Paddle tennis was embraced by a group of enthusiastic members who loved the game as well as its social aspects. By 1984, ninety percent of prime court time was booked on a permanent basis, with more than a hundred members playing regularly. A third court was added in 1984, and a fourth in 1996. Once the warming house was constructed, the social side of the game flourished. The paddle complex at the Town Club became a favorite venue for winter parties. In 1994, the warming house was extended ten feet to the north in order to add more space for entertaining and for a shower. These improvements made the Town Club a premier site for serious paddle competitions. In the 1994-5 season, the Town Club hosted its first American Platform Tennis Association Tournament, (APTA). A few years later, that tournament was officially awarded national ranking status by the APTA and has become a popular event for ranked paddle players from around the country. In 2001 that tournament continues to be held at the Town Club, where paddle tennis is a major competitive sport for some members. "Milwaukee has become a regular tour stop," says Bell who with his partner Andy Sawyer were the state paddle Champions for twelve years. Town Club members such as Dave Pelisek and Rich Silverthorn have done very well in the national tournaments.
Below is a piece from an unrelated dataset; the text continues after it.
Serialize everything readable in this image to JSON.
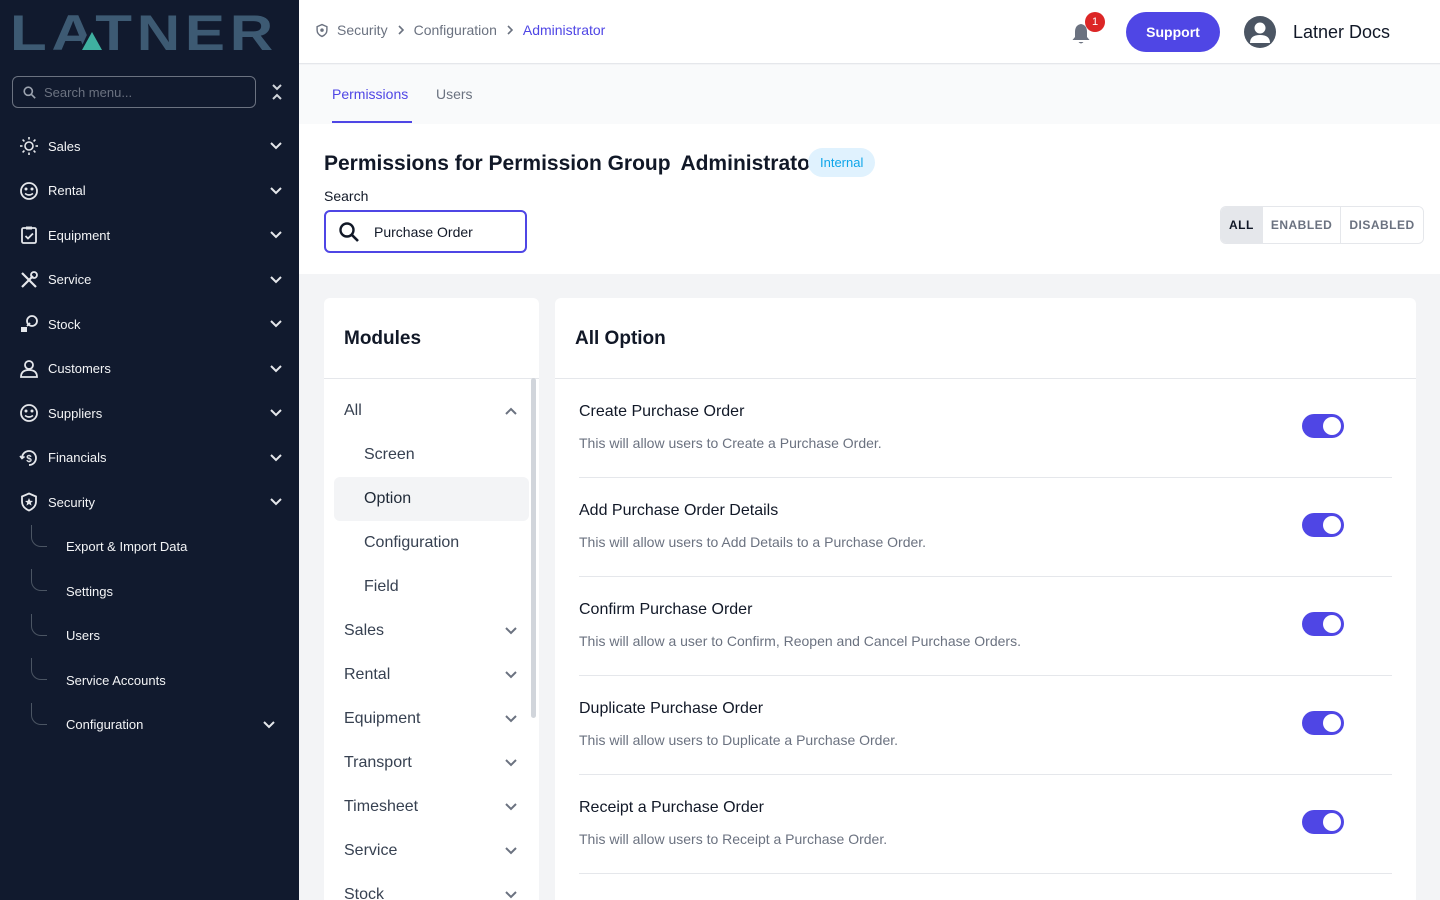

"I can't imagine what winter would have been for the past thirty-two years without paddle tennis," says Bell. The game has a lot of appeal, he adds. Many Club members who had previously been involved in indoor tennis during the winter have given it up because they prefer to be outside. "It's a game you can play regardless of your age because you're not covering that much court," he says. "Yet it's still a very quick game. If you lose your reflexes, you're done. Power plays a role, but so does finesse.
In 2001, paddle tennis at the Town Club has its serious and fun sides. In addition to the tournaments and competitive league play, members can take their game to a higher level by attending sessions with a highly ranked paddle pro who comes up from Chicago once a week to offer tips to Town Club members. For levity, they can also attend the Friday night paddle mixers with special food and decoration themes. More than 230 members play paddle currently, and that number continues to grow.
Jim Bell is unabashed about what paddle tennis has done for the Town Club. "It's made it a twelve month club by giving the members something else to do in the winter besides have dinner there,” he says. "It added a new dimension that has assured the Town Club a full membership.”